The news caused Bitcoin’s price to temporarily drop to half it’s value, and has reignited discussion around anonymity on the internet and how clever use of Google Adverts to identify criminal’s locations shows that there is no place for criminal activity to hide, even on the deep web.
Five years ago this week Spotify was launched, as a way of offering free music in a world where illegal downloads were on the rise. 5 years later, with 24 million users worldwide (18 million free users and 6 million paid subscription users), debates about the service are still strong. This week Thom Yorke called Spotify ‘the last desperate fart of a dying corpse‘, urging fellow musicians to fight against the service and push for the next big thing saying, “I feel that in some ways what’s happening in the mainstream is the last gasp of the old industry. Once that does finally die, which it will, something else will happen”.
Though the industry has suffered major issues with the rise of illegal downloads and streaming service, recent research from London School of Economics has emerged showing that, though music sales have been on the decrease, ticket sales are significantly on the rise, attributing to an overall higher trend in revenue for the industry.
You may have missed…
Amazon takes on Paypal with new payment service
Samsung Galaxy Round tipped to be first flexible phone
Switzerland to vote on a $2,800 basic income for all citizens
A great behind the scenes writeup of the first iPhone prototypes and launch event
The UN says that 40% of the world’s population will be online by the end of 2013
Cadbury loses legal fight over rights to Pantone 2685C purple
“The visual telling of stories”. A sprawling collection of visually interesting things. (Link thanks to Jed)

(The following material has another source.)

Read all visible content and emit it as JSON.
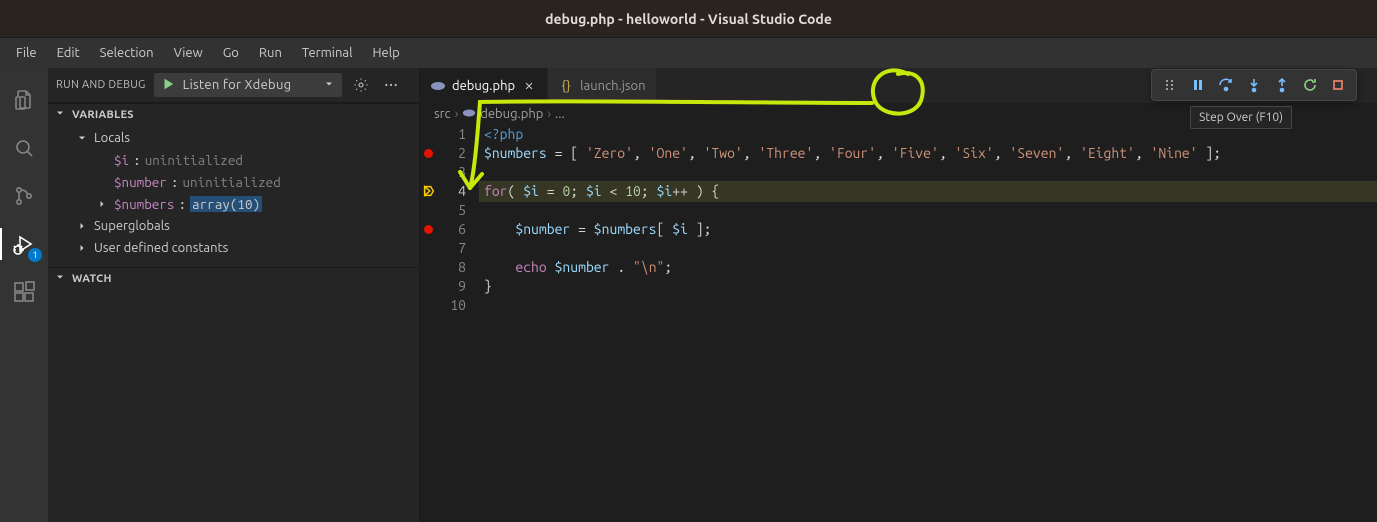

Lego wall planner syncs digitally with your Google Calendar account (Link thanks to Julia)
iOS7 Making You Dizzy? Here’s why – and a Fix
Fox News goes digital and shrinks staff to save space